◆ WORK ORDER:
Copy every record below exactly, leaving out any pictures.

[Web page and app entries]
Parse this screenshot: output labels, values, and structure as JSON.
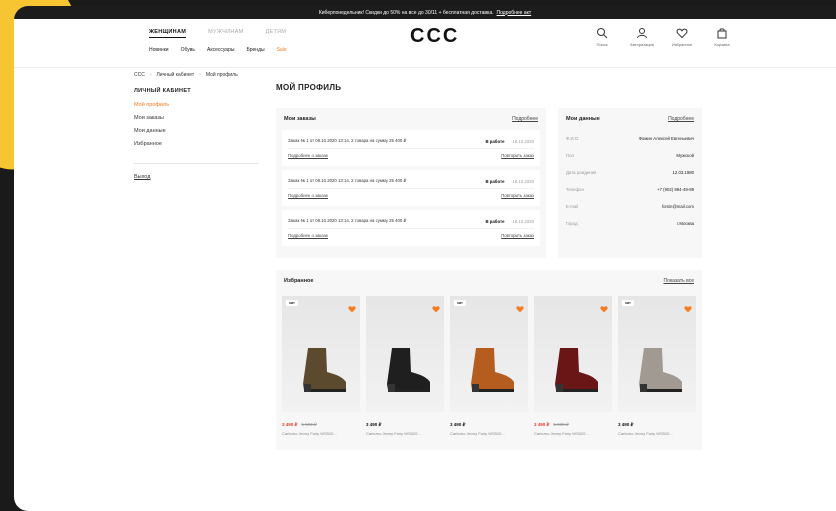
{
  "promo": {
    "text": "Киберпонедельник! Скидки до 50% на все до 30/11 + бесплатная доставка.",
    "link": "Подробнее акт"
  },
  "nav": {
    "main": [
      "ЖЕНЩИНАМ",
      "МУЖЧИНАМ",
      "ДЕТЯМ"
    ],
    "active_index": 0,
    "sub": [
      "Новинки",
      "Обувь",
      "Аксессуары",
      "Бренды",
      "Sale"
    ]
  },
  "logo": "CCC",
  "header_icons": [
    {
      "icon": "search-icon",
      "label": "Поиск"
    },
    {
      "icon": "user-icon",
      "label": "Авторизация"
    },
    {
      "icon": "heart-icon",
      "label": "Избранное"
    },
    {
      "icon": "bag-icon",
      "label": "Корзина"
    }
  ],
  "breadcrumbs": [
    "CCC",
    "Личный кабинет",
    "Мой профиль"
  ],
  "sidebar": {
    "title": "ЛИЧНЫЙ КАБИНЕТ",
    "items": [
      "Мой профиль",
      "Мои заказы",
      "Мои данные",
      "Избранное"
    ],
    "active_index": 0,
    "logout": "Выход"
  },
  "page_title": "МОЙ ПРОФИЛЬ",
  "orders": {
    "title": "Мои заказы",
    "more": "Подробнее",
    "rows": [
      {
        "desc": "Заказ № 1 от 06.10.2020 13:14, 2 товара на сумму 25 400 ₽",
        "status": "В работе",
        "date": "18.10.2020",
        "details": "Подробнее о заказе",
        "repeat": "Повторить заказ"
      },
      {
        "desc": "Заказ № 1 от 06.10.2020 13:14, 2 товара на сумму 25 400 ₽",
        "status": "В работе",
        "date": "18.10.2020",
        "details": "Подробнее о заказе",
        "repeat": "Повторить заказ"
      },
      {
        "desc": "Заказ № 1 от 06.10.2020 13:14, 2 товара на сумму 25 400 ₽",
        "status": "В работе",
        "date": "18.10.2020",
        "details": "Подробнее о заказе",
        "repeat": "Повторить заказ"
      }
    ]
  },
  "mydata": {
    "title": "Мои данные",
    "more": "Подробнее",
    "fields": [
      {
        "k": "Ф.И.О.",
        "v": "Фомин Алексей Евгеньевич"
      },
      {
        "k": "Пол",
        "v": "Мужской"
      },
      {
        "k": "Дата рождения",
        "v": "12.03.1980"
      },
      {
        "k": "Телефон",
        "v": "+7 (902) 894-49-89"
      },
      {
        "k": "E-mail",
        "v": "fomin@mail.com"
      },
      {
        "k": "Город",
        "v": "г.Москва"
      }
    ]
  },
  "favorites": {
    "title": "Избранное",
    "show_all": "Показать все",
    "products": [
      {
        "badge": "хит",
        "price": "3 490 ₽",
        "old_price": "5 590 ₽",
        "sale": true,
        "name": "Cartomo Jenny Fairy WS520...",
        "color": "#5c4a2e"
      },
      {
        "badge": "",
        "price": "3 490 ₽",
        "old_price": "",
        "sale": false,
        "name": "Cartomo Jenny Fairy WS520...",
        "color": "#1f1f1f"
      },
      {
        "badge": "хит",
        "price": "3 490 ₽",
        "old_price": "",
        "sale": false,
        "name": "Cartomo Jenny Fairy WS520...",
        "color": "#b45d1e"
      },
      {
        "badge": "",
        "price": "3 490 ₽",
        "old_price": "5 590 ₽",
        "sale": true,
        "name": "Cartomo Jenny Fairy WS520...",
        "color": "#6b1616"
      },
      {
        "badge": "хит",
        "price": "3 490 ₽",
        "old_price": "",
        "sale": false,
        "name": "Cartomo Jenny Fairy WS520...",
        "color": "#a09a92"
      }
    ]
  },
  "colors": {
    "accent": "#f47b20",
    "sale": "#e63b2e",
    "heart": "#f47b20"
  }
}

◆ RESULT BELOW:
Parse this screenshot: output labels, values, and structure as JSON.
{
  "promo": {
    "text": "Киберпонедельник! Скидки до 50% на все до 30/11 + бесплатная доставка.",
    "link": "Подробнее акт"
  },
  "nav": {
    "main": [
      "ЖЕНЩИНАМ",
      "МУЖЧИНАМ",
      "ДЕТЯМ"
    ],
    "active_index": 0,
    "sub": [
      "Новинки",
      "Обувь",
      "Аксессуары",
      "Бренды",
      "Sale"
    ]
  },
  "logo": "CCC",
  "header_icons": [
    {
      "icon": "search-icon",
      "label": "Поиск"
    },
    {
      "icon": "user-icon",
      "label": "Авторизация"
    },
    {
      "icon": "heart-icon",
      "label": "Избранное"
    },
    {
      "icon": "bag-icon",
      "label": "Корзина"
    }
  ],
  "breadcrumbs": [
    "CCC",
    "Личный кабинет",
    "Мой профиль"
  ],
  "sidebar": {
    "title": "ЛИЧНЫЙ КАБИНЕТ",
    "items": [
      "Мой профиль",
      "Мои заказы",
      "Мои данные",
      "Избранное"
    ],
    "active_index": 0,
    "logout": "Выход"
  },
  "page_title": "МОЙ ПРОФИЛЬ",
  "orders": {
    "title": "Мои заказы",
    "more": "Подробнее",
    "rows": [
      {
        "desc": "Заказ № 1 от 06.10.2020 13:14, 2 товара на сумму 25 400 ₽",
        "status": "В работе",
        "date": "18.10.2020",
        "details": "Подробнее о заказе",
        "repeat": "Повторить заказ"
      },
      {
        "desc": "Заказ № 1 от 06.10.2020 13:14, 2 товара на сумму 25 400 ₽",
        "status": "В работе",
        "date": "18.10.2020",
        "details": "Подробнее о заказе",
        "repeat": "Повторить заказ"
      },
      {
        "desc": "Заказ № 1 от 06.10.2020 13:14, 2 товара на сумму 25 400 ₽",
        "status": "В работе",
        "date": "18.10.2020",
        "details": "Подробнее о заказе",
        "repeat": "Повторить заказ"
      }
    ]
  },
  "mydata": {
    "title": "Мои данные",
    "more": "Подробнее",
    "fields": [
      {
        "k": "Ф.И.О.",
        "v": "Фомин Алексей Евгеньевич"
      },
      {
        "k": "Пол",
        "v": "Мужской"
      },
      {
        "k": "Дата рождения",
        "v": "12.03.1980"
      },
      {
        "k": "Телефон",
        "v": "+7 (902) 894-49-89"
      },
      {
        "k": "E-mail",
        "v": "fomin@mail.com"
      },
      {
        "k": "Город",
        "v": "г.Москва"
      }
    ]
  },
  "favorites": {
    "title": "Избранное",
    "show_all": "Показать все",
    "products": [
      {
        "badge": "хит",
        "price": "3 490 ₽",
        "old_price": "5 590 ₽",
        "sale": true,
        "name": "Cartomo Jenny Fairy WS520...",
        "color": "#5c4a2e"
      },
      {
        "badge": "",
        "price": "3 490 ₽",
        "old_price": "",
        "sale": false,
        "name": "Cartomo Jenny Fairy WS520...",
        "color": "#1f1f1f"
      },
      {
        "badge": "хит",
        "price": "3 490 ₽",
        "old_price": "",
        "sale": false,
        "name": "Cartomo Jenny Fairy WS520...",
        "color": "#b45d1e"
      },
      {
        "badge": "",
        "price": "3 490 ₽",
        "old_price": "5 590 ₽",
        "sale": true,
        "name": "Cartomo Jenny Fairy WS520...",
        "color": "#6b1616"
      },
      {
        "badge": "хит",
        "price": "3 490 ₽",
        "old_price": "",
        "sale": false,
        "name": "Cartomo Jenny Fairy WS520...",
        "color": "#a09a92"
      }
    ]
  },
  "colors": {
    "accent": "#f47b20",
    "sale": "#e63b2e",
    "heart": "#f47b20"
  }
}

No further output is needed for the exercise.